:: Material provided ::

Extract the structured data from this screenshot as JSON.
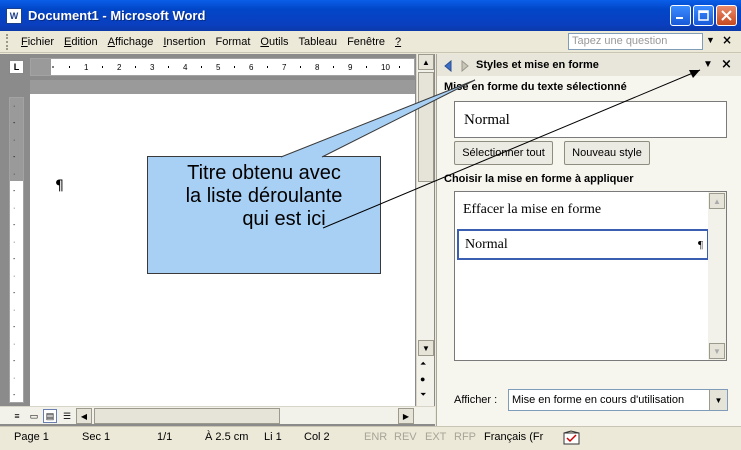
{
  "window": {
    "title": "Document1 - Microsoft Word",
    "icon_text": "W"
  },
  "menu": [
    {
      "label": "Fichier",
      "u": "F",
      "rest": "ichier"
    },
    {
      "label": "Edition",
      "u": "E",
      "rest": "dition"
    },
    {
      "label": "Affichage",
      "u": "A",
      "rest": "ffichage"
    },
    {
      "label": "Insertion",
      "u": "I",
      "rest": "nsertion"
    },
    {
      "label": "Format",
      "u": "",
      "rest": "Format"
    },
    {
      "label": "Outils",
      "u": "O",
      "rest": "utils"
    },
    {
      "label": "Tableau",
      "u": "",
      "rest": "Tableau"
    },
    {
      "label": "Fenêtre",
      "u": "",
      "rest": "Fenêtre"
    },
    {
      "label": "?",
      "u": "?",
      "rest": ""
    }
  ],
  "help_placeholder": "Tapez une question",
  "document": {
    "paragraph_mark": "¶"
  },
  "task_pane": {
    "title": "Styles et mise en forme",
    "selected_text_label": "Mise en forme du texte sélectionné",
    "current_style": "Normal",
    "select_all_button": "Sélectionner tout",
    "new_style_button": "Nouveau style",
    "choose_label": "Choisir la mise en forme à appliquer",
    "list": [
      {
        "label": "Effacer la mise en forme"
      },
      {
        "label": "Normal",
        "mark": "¶"
      }
    ],
    "show_label": "Afficher :",
    "show_value": "Mise en forme en cours d'utilisation"
  },
  "callout": {
    "line1": "Titre obtenu avec",
    "line2": "la liste déroulante",
    "line3": "qui est ici"
  },
  "status": {
    "page": "Page  1",
    "sec": "Sec  1",
    "pages": "1/1",
    "at": "À  2.5 cm",
    "line": "Li  1",
    "col": "Col  2",
    "enr": "ENR",
    "rev": "REV",
    "ext": "EXT",
    "rfp": "RFP",
    "lang": "Français (Fr"
  },
  "colors": {
    "callout_fill": "#a8d0f5",
    "title_bar": "#0246c8"
  }
}
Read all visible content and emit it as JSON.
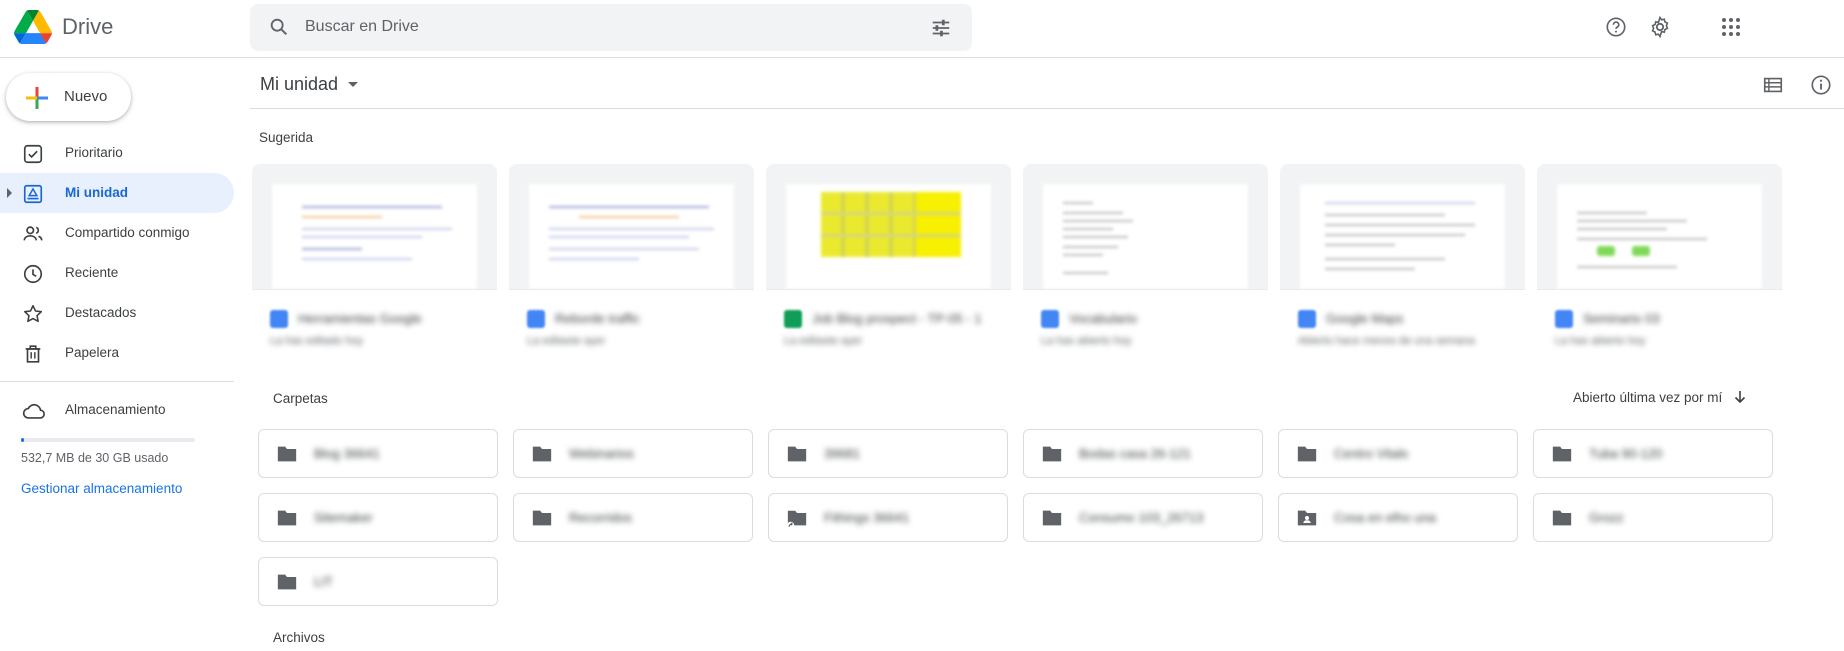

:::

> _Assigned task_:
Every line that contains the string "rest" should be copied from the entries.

> _Response for this exercise_:
      "rest": "ichier"
      "rest": "dition"
      "rest": "ffichage"
      "rest": "nsertion"
      "rest": "Format"
      "rest": "utils"
      "rest": "Tableau"
      "rest": "Fenêtre"
      "rest": ""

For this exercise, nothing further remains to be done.